What it means to lose Glenn O'Brien

A soothing atonality charged the ambiance of shoddy black and white video framed on Glenn O’Brien. He was deftly rolling a joint as he nodded to the bass line in a plain white t shirt and black wayfarers – an unassuming magnification of his handsome face and graceful demeanor. As the music subsides, he barely looks up from the pile of cannabis to subtly announce that “the theme of todays show is: Time – is Not Money…though they are related….”

This was Glenn O’Brien’s TV Party, his late night cable access show showcasing the vibrant talent of the New York underground from 1978 to 1982. The show bore his name but it was never about Glenn. It was a congregation of acts he culled from the oddest reaches of the avant-garde, or else from superstars like Debbie Harry and David Byrne who inhabited the atmosphere he created.

As a host Glenn was so captivating because of this very generosity. He was brilliant, stylish and good looking – but what he really cared about was culture, and the vivid array of personalities at its fringes. O’Brien had a gift for spotting talent, he championed Jean Michel Basquiat when the artist was yet unknown and often had Klaus Nomi on the program to demonstrate his skills in pie baking. No Wave bands like Mars and DNA were often on the show, and Basquiat was a regular fixture generating offbeat on-screen text throughout the airings.

Glenn’s humility and taste informed the delivery of his staggering wit. He was hilarious but subtle and quick, his humor wasn’t about eliciting response so there was no pause for laughter – most of the time it probably went over our heads anyway. Everything about O’Brien was elegant but he could seamlessly shift into his singular version of a Dionysian frenzy.  He was equal parts prince, equal parts punk, held together with the simplicity of a zen master. He had a charisma that you just couldn’t mess with; and it brought him to serve as the center of a solar system that included personalities ranging from Blondie, Basquiat, David Byrne, Nan Goldin, Cookie Mueller, Fab 5 Freddy, and the entire reigning royalty of art and fashion.

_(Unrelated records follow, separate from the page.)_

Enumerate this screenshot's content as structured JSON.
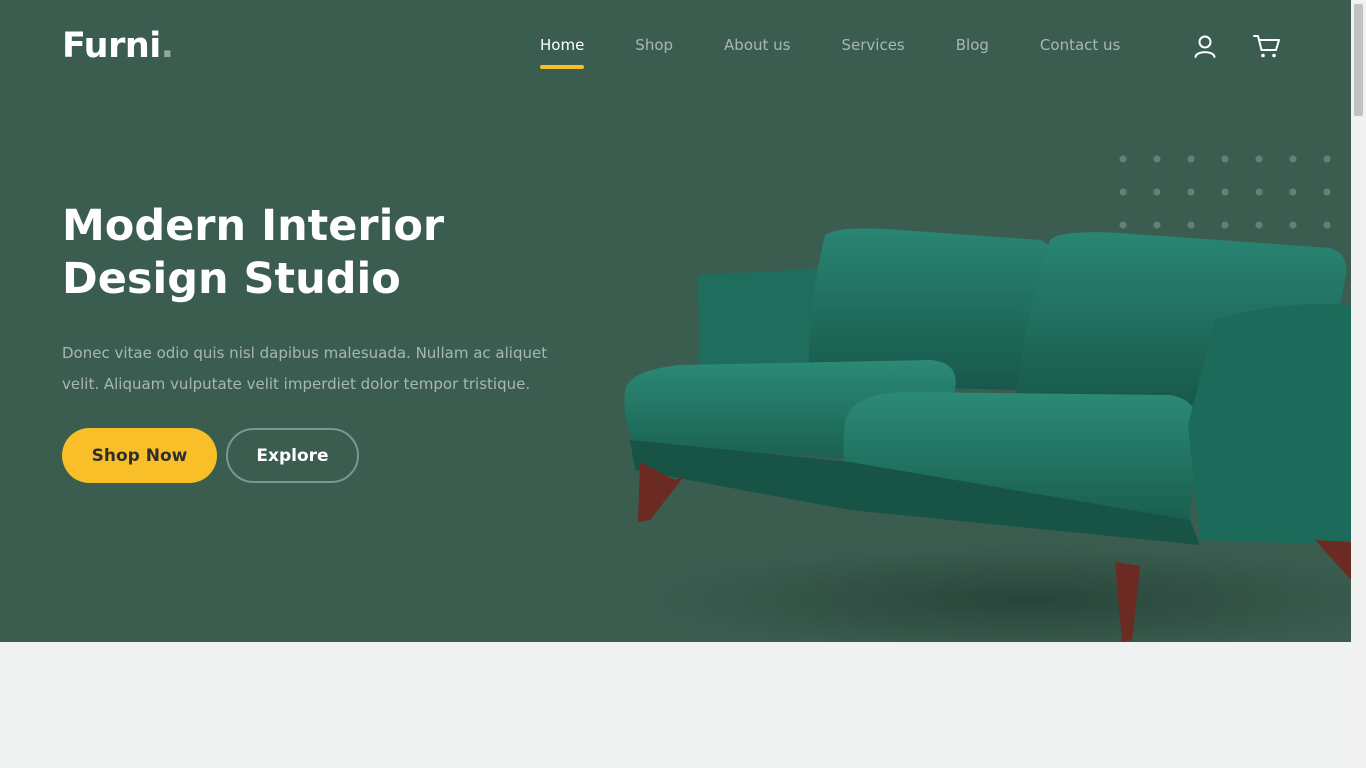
{
  "brand": {
    "name": "Furni",
    "dot": "."
  },
  "nav": {
    "items": [
      {
        "label": "Home",
        "active": true
      },
      {
        "label": "Shop",
        "active": false
      },
      {
        "label": "About us",
        "active": false
      },
      {
        "label": "Services",
        "active": false
      },
      {
        "label": "Blog",
        "active": false
      },
      {
        "label": "Contact us",
        "active": false
      }
    ],
    "icons": [
      "user-icon",
      "cart-icon"
    ]
  },
  "hero": {
    "title": "Modern Interior Design Studio",
    "description": "Donec vitae odio quis nisl dapibus malesuada. Nullam ac aliquet velit. Aliquam vulputate velit imperdiet dolor tempor tristique.",
    "primary_button": "Shop Now",
    "secondary_button": "Explore",
    "image": "green-velvet-sofa"
  },
  "colors": {
    "hero_bg": "#3b5d50",
    "accent": "#f9bf29",
    "page_bg": "#eff2f1",
    "sofa": "#1f6b5a"
  }
}
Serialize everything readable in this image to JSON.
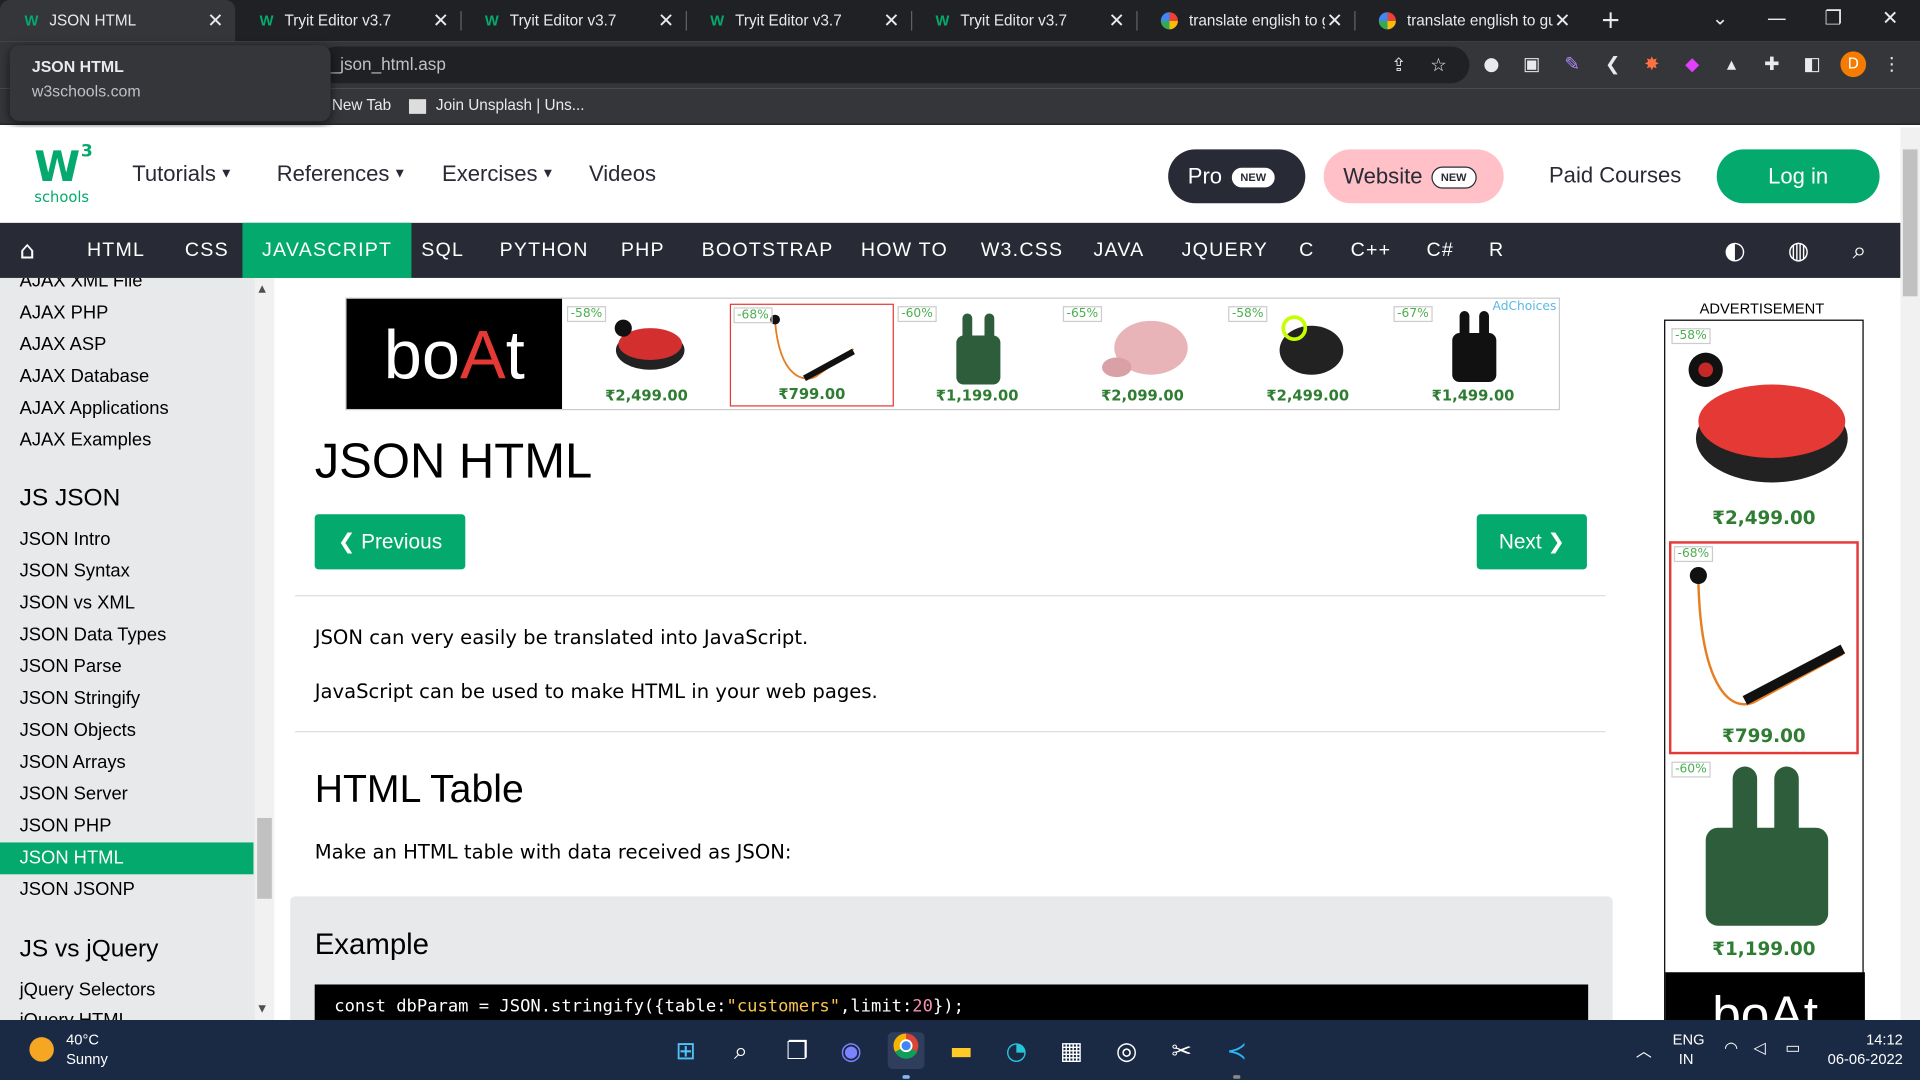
{
  "browser": {
    "tabs": [
      {
        "title": "JSON HTML",
        "favicon": "w3schools-icon"
      },
      {
        "title": "Tryit Editor v3.7",
        "favicon": "w3schools-icon"
      },
      {
        "title": "Tryit Editor v3.7",
        "favicon": "w3schools-icon"
      },
      {
        "title": "Tryit Editor v3.7",
        "favicon": "w3schools-icon"
      },
      {
        "title": "Tryit Editor v3.7",
        "favicon": "w3schools-icon"
      },
      {
        "title": "translate english to gu",
        "favicon": "google-icon"
      },
      {
        "title": "translate english to gu",
        "favicon": "google-icon"
      }
    ],
    "address": "_json_html.asp",
    "bookmarks": [
      "New Tab",
      "Join Unsplash | Uns..."
    ],
    "profile_initial": "D",
    "tooltip": {
      "title": "JSON HTML",
      "domain": "w3schools.com"
    }
  },
  "header": {
    "logo_sup": "3",
    "logo_text": "schools",
    "nav": [
      "Tutorials",
      "References",
      "Exercises",
      "Videos"
    ],
    "pro_label": "Pro",
    "new_badge": "NEW",
    "website_label": "Website",
    "paid_courses": "Paid Courses",
    "login": "Log in"
  },
  "topnav": {
    "items": [
      "HTML",
      "CSS",
      "JAVASCRIPT",
      "SQL",
      "PYTHON",
      "PHP",
      "BOOTSTRAP",
      "HOW TO",
      "W3.CSS",
      "JAVA",
      "JQUERY",
      "C",
      "C++",
      "C#",
      "R"
    ],
    "active": "JAVASCRIPT"
  },
  "sidebar": {
    "items": [
      "AJAX XML File",
      "AJAX PHP",
      "AJAX ASP",
      "AJAX Database",
      "AJAX Applications",
      "AJAX Examples"
    ],
    "json_heading": "JS JSON",
    "json_items": [
      "JSON Intro",
      "JSON Syntax",
      "JSON vs XML",
      "JSON Data Types",
      "JSON Parse",
      "JSON Stringify",
      "JSON Objects",
      "JSON Arrays",
      "JSON Server",
      "JSON PHP",
      "JSON HTML",
      "JSON JSONP"
    ],
    "jquery_heading": "JS vs jQuery",
    "jquery_items": [
      "jQuery Selectors",
      "jQuery HTML"
    ]
  },
  "ad_top": {
    "brand": "boAt",
    "adchoices": "AdChoices",
    "products": [
      {
        "discount": "-58%",
        "price": "₹2,499.00"
      },
      {
        "discount": "-68%",
        "price": "₹799.00"
      },
      {
        "discount": "-60%",
        "price": "₹1,199.00"
      },
      {
        "discount": "-65%",
        "price": "₹2,099.00"
      },
      {
        "discount": "-58%",
        "price": "₹2,499.00"
      },
      {
        "discount": "-67%",
        "price": "₹1,499.00"
      }
    ]
  },
  "content": {
    "title": "JSON HTML",
    "prev": "Previous",
    "next": "Next",
    "p1": "JSON can very easily be translated into JavaScript.",
    "p2": "JavaScript can be used to make HTML in your web pages.",
    "h2": "HTML Table",
    "p3": "Make an HTML table with data received as JSON:",
    "example_title": "Example",
    "code": {
      "kw": "const",
      "ident": " dbParam = JSON.stringify({table:",
      "str": "\"customers\"",
      "mid": ",limit:",
      "num": "20",
      "end": "});"
    }
  },
  "ad_right": {
    "label": "ADVERTISEMENT",
    "items": [
      {
        "discount": "-58%",
        "price": "₹2,499.00"
      },
      {
        "discount": "-68%",
        "price": "₹799.00"
      },
      {
        "discount": "-60%",
        "price": "₹1,199.00"
      }
    ],
    "brand": "boAt"
  },
  "taskbar": {
    "temp": "40°C",
    "weather": "Sunny",
    "lang1": "ENG",
    "lang2": "IN",
    "time": "14:12",
    "date": "06-06-2022"
  }
}
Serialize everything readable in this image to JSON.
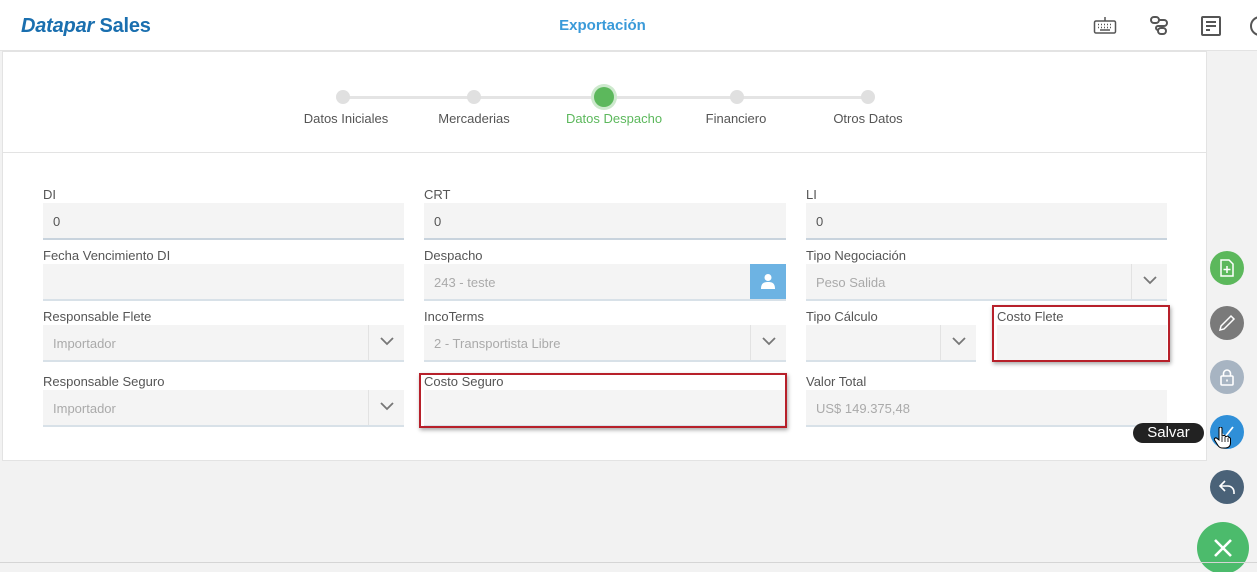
{
  "app": {
    "logo_left": "Datapar",
    "logo_right": "Sales",
    "title": "Exportación"
  },
  "top_icons": [
    "keyboard-icon",
    "route-icon",
    "cash-register-icon",
    "clock-icon"
  ],
  "stepper": {
    "steps": [
      {
        "label": "Datos Iniciales"
      },
      {
        "label": "Mercaderias"
      },
      {
        "label": "Datos Despacho"
      },
      {
        "label": "Financiero"
      },
      {
        "label": "Otros Datos"
      }
    ],
    "active_index": 2
  },
  "form": {
    "di": {
      "label": "DI",
      "value": "0"
    },
    "crt": {
      "label": "CRT",
      "value": "0"
    },
    "li": {
      "label": "LI",
      "value": "0"
    },
    "fecha_vencimiento_di": {
      "label": "Fecha Vencimiento DI",
      "value": ""
    },
    "despacho": {
      "label": "Despacho",
      "value": "243 - teste"
    },
    "tipo_negociacion": {
      "label": "Tipo Negociación",
      "value": "Peso Salida"
    },
    "responsable_flete": {
      "label": "Responsable Flete",
      "value": "Importador"
    },
    "incoterms": {
      "label": "IncoTerms",
      "value": "2 - Transportista Libre"
    },
    "tipo_calculo": {
      "label": "Tipo Cálculo",
      "value": ""
    },
    "costo_flete": {
      "label": "Costo Flete",
      "value": ""
    },
    "responsable_seguro": {
      "label": "Responsable Seguro",
      "value": "Importador"
    },
    "costo_seguro": {
      "label": "Costo Seguro",
      "value": ""
    },
    "valor_total": {
      "label": "Valor Total",
      "value": "US$ 149.375,48"
    }
  },
  "fab": {
    "tooltip": "Salvar",
    "colors": {
      "new": "#5cb85c",
      "edit": "#7a7a7a",
      "lock": "#a7b4c2",
      "save": "#2f8fd8",
      "back": "#4a6278",
      "close": "#4cbb6c"
    }
  }
}
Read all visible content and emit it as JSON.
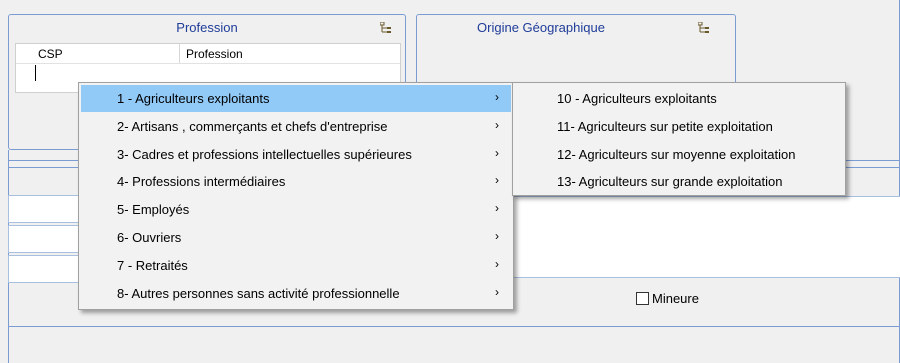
{
  "profession_panel": {
    "title": "Profession",
    "col_csp": "CSP",
    "col_profession": "Profession"
  },
  "origin_panel": {
    "title": "Origine Géographique"
  },
  "checkbox_mineure": {
    "label": "Mineure",
    "checked": false
  },
  "context_menu": {
    "items": [
      {
        "label": "1 - Agriculteurs exploitants",
        "selected": true
      },
      {
        "label": "2- Artisans , commerçants et chefs d'entreprise"
      },
      {
        "label": "3- Cadres et professions intellectuelles supérieures"
      },
      {
        "label": "4- Professions intermédiaires"
      },
      {
        "label": "5- Employés"
      },
      {
        "label": "6- Ouvriers"
      },
      {
        "label": "7 - Retraités"
      },
      {
        "label": "8- Autres personnes sans activité professionnelle"
      }
    ],
    "chevron": "›"
  },
  "submenu": {
    "items": [
      {
        "label": "10 - Agriculteurs exploitants"
      },
      {
        "label": "11- Agriculteurs sur petite exploitation"
      },
      {
        "label": "12- Agriculteurs sur moyenne exploitation"
      },
      {
        "label": "13- Agriculteurs sur grande exploitation"
      }
    ]
  },
  "colors": {
    "accent_border": "#7a9cd3",
    "title_text": "#1f3c99",
    "selection": "#91c9f7"
  }
}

TV Party was just a side note to O’Brien’s accomplishments. He first arrived in New York from Cleveland to find himself installed in the Warhol factory scene before establishing himself as a prolific journalist in the realms of music, art and fashion. His writing became a seminal force behind such publications as Interview, GQ, ArtForum, Allure, High Times, Harper’s Bazaar, and Art in America. He held a long time position as creative director at Barney’s, wrote plays, authored several of his own books and edited Madonna’s Sex.

It’s sad to lose Glenn O’Brien because it was impossible not to love him for his character, his sensibility, and remarkable talent – but also because he represented a New York that no longer exists, with original remnants disappearing little by little each year.  He was just himself, and he offered himself – however fabulous – the nurturing of things larger: friendship, culture, and the artistic empowerment of high and low society.

Glenn O’Brien passed away in New York on April 6th, 2017 from pneumonia after a battle with cancer. He is survived by his loving friends and family, and his inimitable cultural influence. We thank him for his irreplaceable contribution to the world of journalism but also to the city and New York culture itself.

Words by M.Pellerano